The Cabinet move was aimed at appeasing furious Israeli settlers, but the plan and the deadly attack seem likely to push a peace deal between Israel and the Palestinians even further from reach.
In a meeting called less than 24 hours after the murders, the Israeli Cabinet approved the construction of hundreds of new homes in West Bank settlement blocs, areas Israel intends to keep as part of an eventual peace deal. It is the first approval of new West Bank construction in months.
The deliberate, if hasty, move reflects the pressure faced by Prime Minister Benjamin Netanyahu to respond robustly to the murders of five members of the same family, including a baby, amid an outpouring of grief and anger.
Members of the Fogel family were stabbed to death on Friday night in their West Bank home in Itamar, one of Israel's most radical settlements. According to the Israeli military, "Palestinian terrorists" broke through the outer security fence. The intruders set off an alarm, which was checked out but later dismissed.
The parents and three of their children – aged 11, four and three months – were stabbed to death, while two other sleeping children were left unharmed. The couple's 12-year-old daughter raised the alarm when she returned home around midnight.
The Al Aqsa martyrs brigade, the militant wing of the Fatah party that is dominant in the West Bank, claimed responsibility for the killings, calling them a response to the "fascist occupation against our people in the West Bank and Gaza". Israeli troops hunting for the killers, imposed a curfew for a second day in Awarta village, just west of Itamar.
Israeli newspapers splashed gruesome pictures of the bloodied victims across their front pages yesterday, and tens of thousands of mourners attended the funeral in Jerusalem.
The Palestinian Authority joined the international community in immediately condemning the murders, but reacted with anger to the decision to build more homes in the West Bank, territory which Palestinians want for their future state.
"The decision to build new settlements is a mistake and unacceptable," said Nabil Abu Rudeinah, spokesman for Palestinian President Mahmoud Abbas. "It will destroy everything and lead to big problems."
That view was echoed in Israel's liberal media. "Hundreds of settlements and outposts like Itamar remain on the ground, stuck down the Palestinians' throats," wrote Amir Oren in Haaretz newspaper. "The only way to attain peace and security is to remove all the settlements."

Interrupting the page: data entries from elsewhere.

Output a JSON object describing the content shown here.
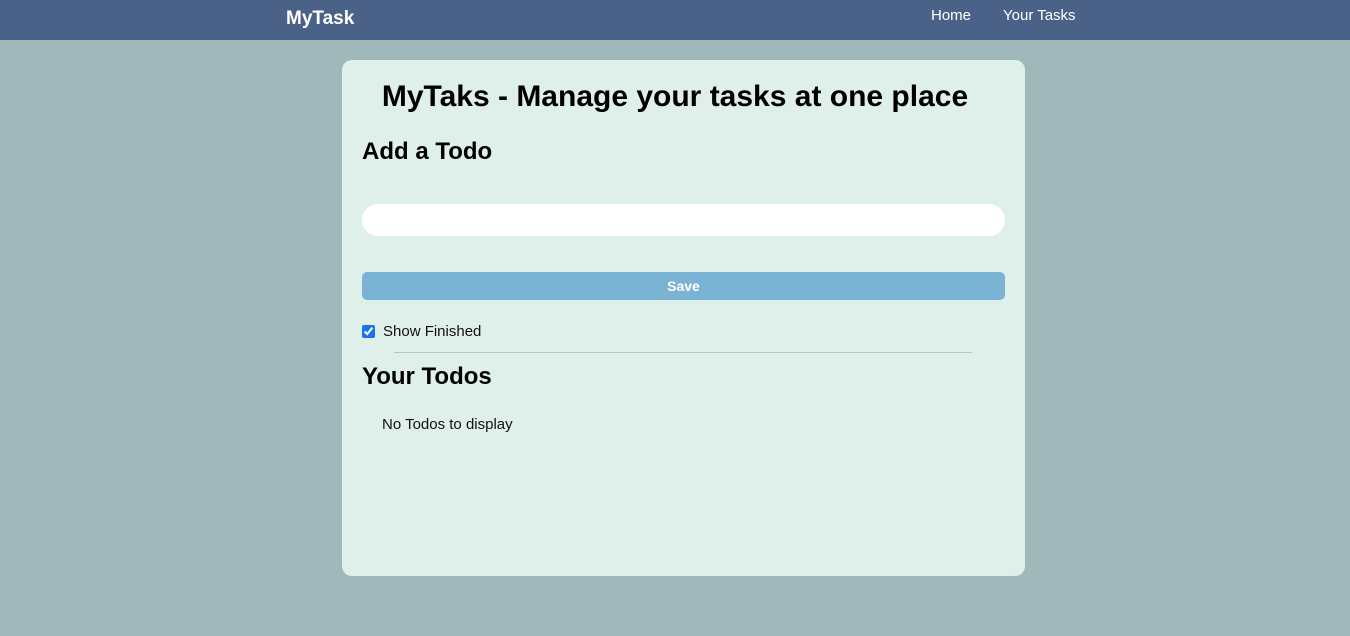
{
  "navbar": {
    "brand": "MyTask",
    "links": [
      "Home",
      "Your Tasks"
    ]
  },
  "main": {
    "title": "MyTaks - Manage your tasks at one place",
    "add_heading": "Add a Todo",
    "input_value": "",
    "save_label": "Save",
    "show_finished_label": "Show Finished",
    "show_finished_checked": true,
    "todos_heading": "Your Todos",
    "empty_message": "No Todos to display"
  },
  "colors": {
    "navbar": "#4a6188",
    "page_background": "#a1b8ba",
    "card_background": "#dff0eb",
    "save_button": "#7bb3d4"
  }
}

US-brokered peace negotiations floundered last September when Mr Netanyahu refused to extend a ban on the construction of new Jewish homes in the Palestinian territories, a decision which played well with right-wing voters but which is seen as contributing to Israel's isolation.
The chances of the two sides returning to the negotiating table seem remote in light of the latest attack. Israeli police are on the alert for reprisal attacks by settlers, potentially triggering wider violence.

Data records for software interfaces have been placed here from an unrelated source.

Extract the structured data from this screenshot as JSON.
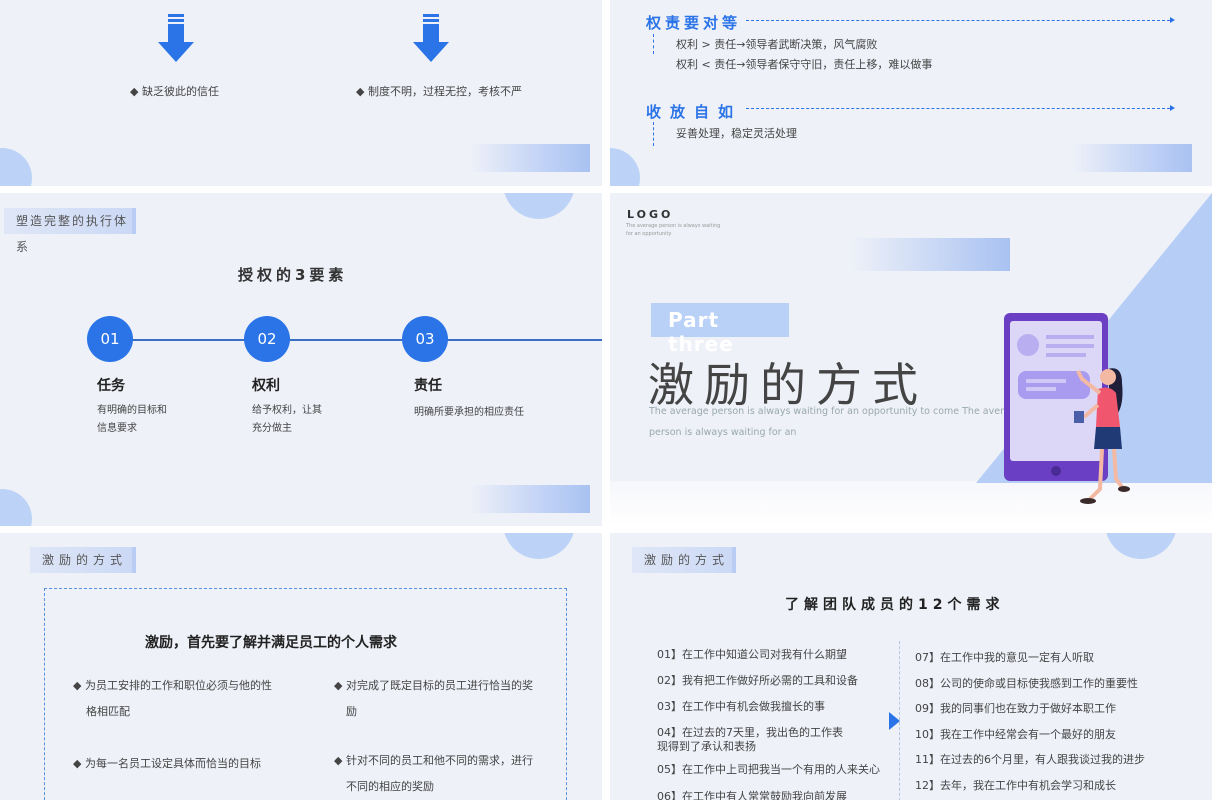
{
  "s1": {
    "item_left": "◆ 缺乏彼此的信任",
    "item_right": "◆ 制度不明，过程无控，考核不严"
  },
  "s2": {
    "h1": "权责要对等",
    "l1": "权利 > 责任→领导者武断决策，风气腐败",
    "l2": "权利 < 责任→领导者保守守旧，责任上移，难以做事",
    "h2": "收放自如",
    "l3": "妥善处理，稳定灵活处理"
  },
  "s3": {
    "tag": "塑造完整的执行体系",
    "title": "授权的3要素",
    "steps": [
      {
        "num": "01",
        "title": "任务",
        "desc1": "有明确的目标和",
        "desc2": "信息要求"
      },
      {
        "num": "02",
        "title": "权利",
        "desc1": "给予权利，让其",
        "desc2": "充分做主"
      },
      {
        "num": "03",
        "title": "责任",
        "desc1": "明确所要承担的相应责任",
        "desc2": ""
      }
    ]
  },
  "s4": {
    "logo": "LOGO",
    "logo_sub1": "The average person is always waiting",
    "logo_sub2": "for an opportunity",
    "part": "Part three",
    "title": "激励的方式",
    "sub1": "The average person is always waiting for an opportunity to come The average",
    "sub2": "person is always waiting for an"
  },
  "s5": {
    "tag": "激励的方式",
    "title": "激励，首先要了解并满足员工的个人需求",
    "b1a": "◆ 为员工安排的工作和职位必须与他的性",
    "b1b": "格相匹配",
    "b2a": "◆ 对完成了既定目标的员工进行恰当的奖",
    "b2b": "励",
    "b3a": "◆ 为每一名员工设定具体而恰当的目标",
    "b4a": "◆ 针对不同的员工和他不同的需求，进行",
    "b4b": "不同的相应的奖励"
  },
  "s6": {
    "tag": "激励的方式",
    "title": "了解团队成员的12个需求",
    "left": [
      "01】在工作中知道公司对我有什么期望",
      "02】我有把工作做好所必需的工具和设备",
      "03】在工作中有机会做我擅长的事",
      "04】在过去的7天里，我出色的工作表",
      "现得到了承认和表扬",
      "05】在工作中上司把我当一个有用的人来关心",
      "06】在工作中有人常常鼓励我向前发展"
    ],
    "right": [
      "07】在工作中我的意见一定有人听取",
      "08】公司的使命或目标使我感到工作的重要性",
      "09】我的同事们也在致力于做好本职工作",
      "10】我在工作中经常会有一个最好的朋友",
      "11】在过去的6个月里，有人跟我谈过我的进步",
      "12】去年，我在工作中有机会学习和成长"
    ]
  }
}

Tensions between Palestinians and settlers were already high. Israelis from Itamar and neighbouring settlements have repeatedly attacked Palestinian property as part of a "price tag" policy, aimed at punishing the Palestinians every time the Israeli government is seen as acting against the settlers.

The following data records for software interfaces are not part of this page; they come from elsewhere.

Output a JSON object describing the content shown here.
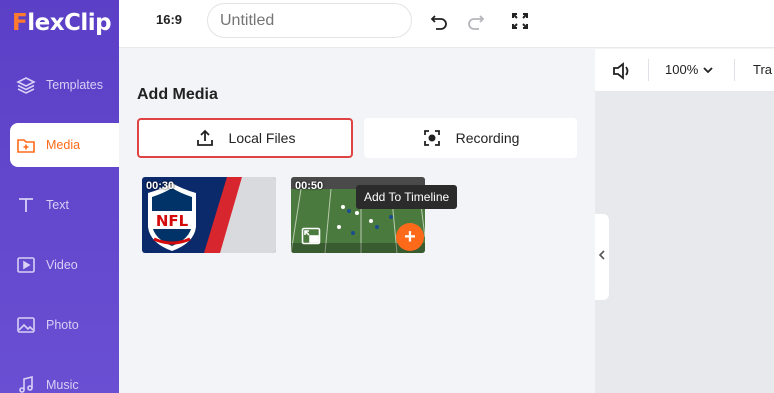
{
  "app": {
    "logo_prefix": "F",
    "logo_rest": "lexClip"
  },
  "sidebar": {
    "items": [
      {
        "label": "Templates",
        "icon": "layers-icon"
      },
      {
        "label": "Media",
        "icon": "folder-plus-icon",
        "active": true
      },
      {
        "label": "Text",
        "icon": "text-icon"
      },
      {
        "label": "Video",
        "icon": "video-icon"
      },
      {
        "label": "Photo",
        "icon": "photo-icon"
      },
      {
        "label": "Music",
        "icon": "music-icon"
      }
    ]
  },
  "topbar": {
    "ratio": "16:9",
    "title_placeholder": "Untitled",
    "icons": [
      "undo-icon",
      "redo-icon",
      "fullscreen-icon"
    ]
  },
  "panel": {
    "title": "Add Media",
    "local_files_label": "Local Files",
    "recording_label": "Recording",
    "media": [
      {
        "duration": "00:30",
        "name": "NFL logo clip"
      },
      {
        "duration": "00:50",
        "name": "Football field clip"
      }
    ],
    "tooltip": "Add To Timeline"
  },
  "canvas_toolbar": {
    "zoom": "100%",
    "transition_label": "Tra"
  },
  "colors": {
    "sidebar": "#5b3fc6",
    "accent": "#ff6a1a",
    "highlight_border": "#e04343"
  }
}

On the eve of revived peace talks last August, Palestinian militants shot dead four adult settlers in their car near Hebron, bringing an abrupt end to a period of relative calm.
At the funeral yesterday, the mood was defiant and there was little talk of peace. "There is not a Jewish heart that is not shedding a tear," Chief Rabbi Yona Metzger told mourners. "With whom do we have to sit and talk peace?"